Wave, Tidal, and In-Stream Energy Projects: Which Federal Agency Has the Lead?

Date: October 7, 2008
Creator: Lane, Nic
Description: Developments in wave, tidal, and in-stream energy generation technologies -- also referred to as hydrokinetic or marine energy -- are beginning to gain momentum. At the same time, their regulatory status is still evolving, as shown by recent changes in law aimed at clarifying hte federal role in ocean wave and renewable energy. Two federal agencies currently appear to have a lead role in offshore renewable energy projects -- the Department of the Interior's Minerals Management Service (MMS) and the Federal Energy Regulatory Commission (FERC).
Contributing Partner: UNT Libraries Government Documents Department
Delegation of the Federal Power of Eminent Domain to Nonfederal Entities

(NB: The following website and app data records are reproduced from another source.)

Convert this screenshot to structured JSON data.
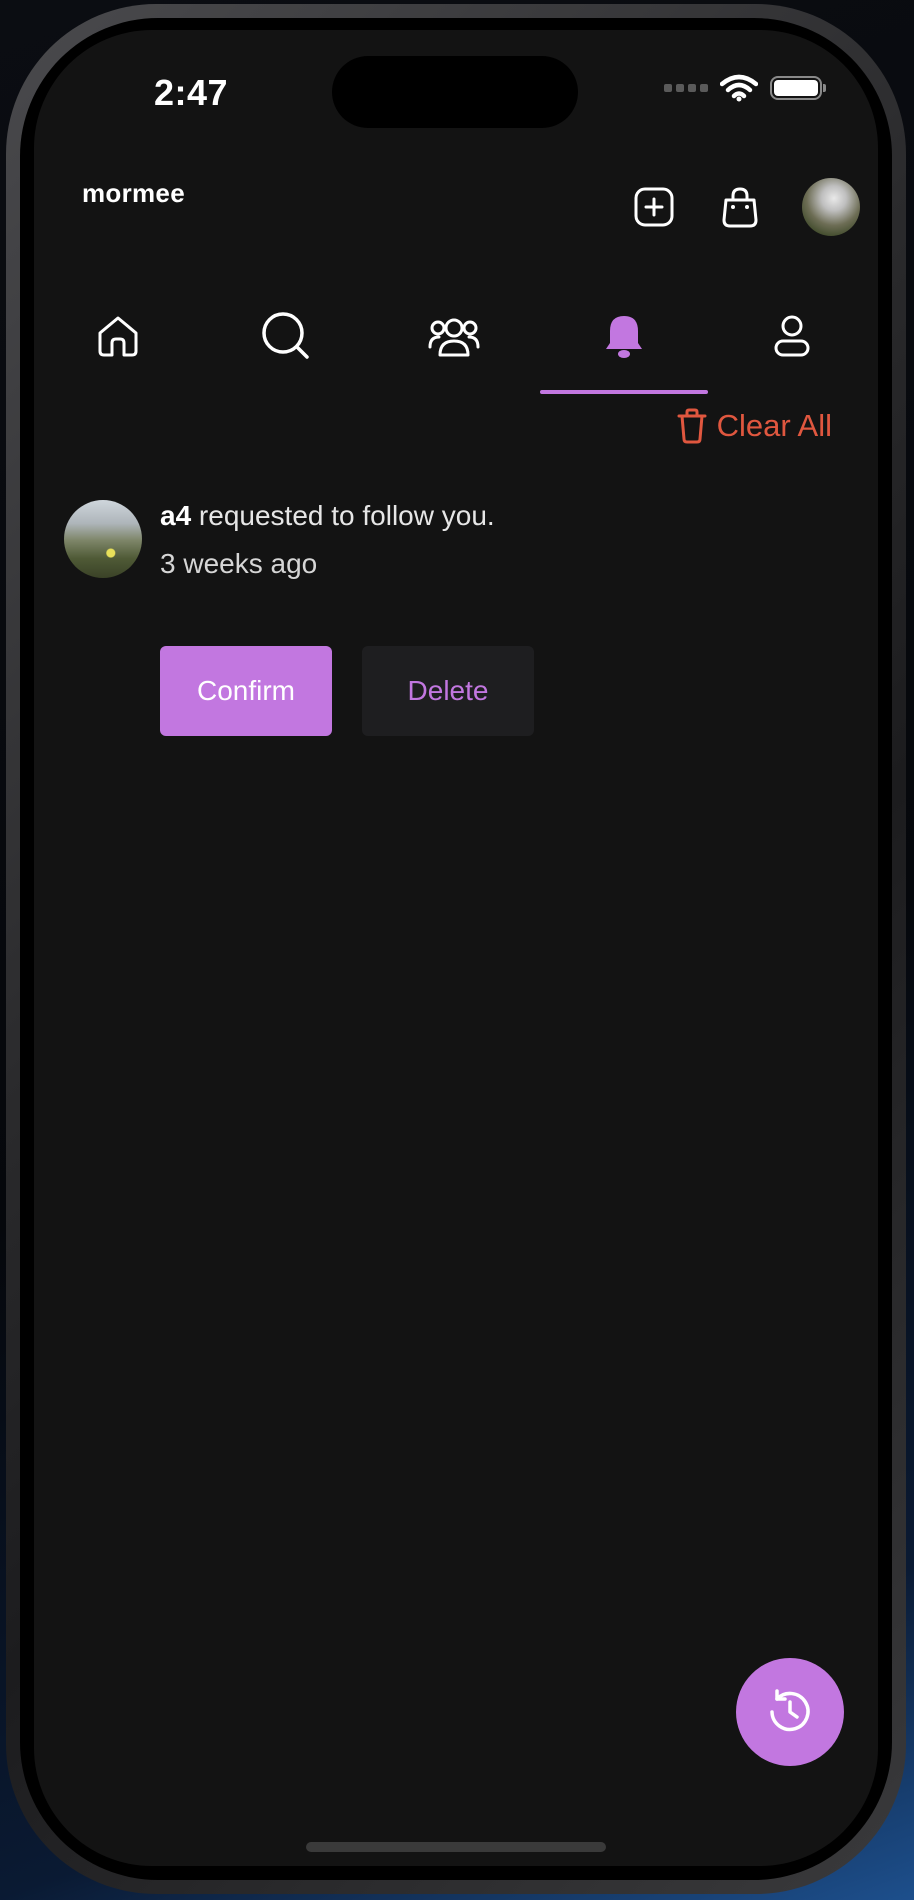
{
  "status_bar": {
    "time": "2:47"
  },
  "header": {
    "brand": "mormee",
    "actions": {
      "create_icon": "plus-square-icon",
      "cart_icon": "shopping-bag-icon",
      "avatar_icon": "profile-avatar"
    }
  },
  "tabs": [
    {
      "name": "home",
      "icon": "home-icon",
      "active": false
    },
    {
      "name": "search",
      "icon": "search-icon",
      "active": false
    },
    {
      "name": "community",
      "icon": "group-icon",
      "active": false
    },
    {
      "name": "notifications",
      "icon": "bell-icon",
      "active": true
    },
    {
      "name": "profile",
      "icon": "user-icon",
      "active": false
    }
  ],
  "toolbar": {
    "clear_all_label": "Clear All",
    "clear_all_icon": "trash-icon"
  },
  "notifications": [
    {
      "username": "a4",
      "message": " requested to follow you.",
      "time": "3 weeks ago",
      "confirm_label": "Confirm",
      "delete_label": "Delete"
    }
  ],
  "fab": {
    "icon": "history-icon"
  },
  "colors": {
    "accent": "#c277e0",
    "danger": "#e0573f",
    "background": "#131313"
  }
}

Delegation of the Federal Power of Eminent Domain to Nonfederal Entities

Date: May 20, 2008
Creator: Meltz, Robert
Description: Congress has on several occasions delegated its power of eminent domain to entities outside the federal government -- public and private corporations, interstate compact agencies, state and local governments, and even individuals. The constitutionality of such delegation, and of the exercise of such power by even private delegates, is today beyond dispute. However, among delegates with both federal and private characteristics, there is some subjectivity to deciding which to list in a report limited to "nonfederal entities." For delegatees of federal eminent domain power listed here, delegations since 1920 have primarily been to Amtrak, hydroelectric facilities (for dams and reservoirs), and entities engaged in the movement of electricity, gas, and petroleum (the last one expired), and for interstate bridges.
Contributing Partner: UNT Libraries Government Documents Department
FIRST PREV 1 2 3 4 5 NEXT LAST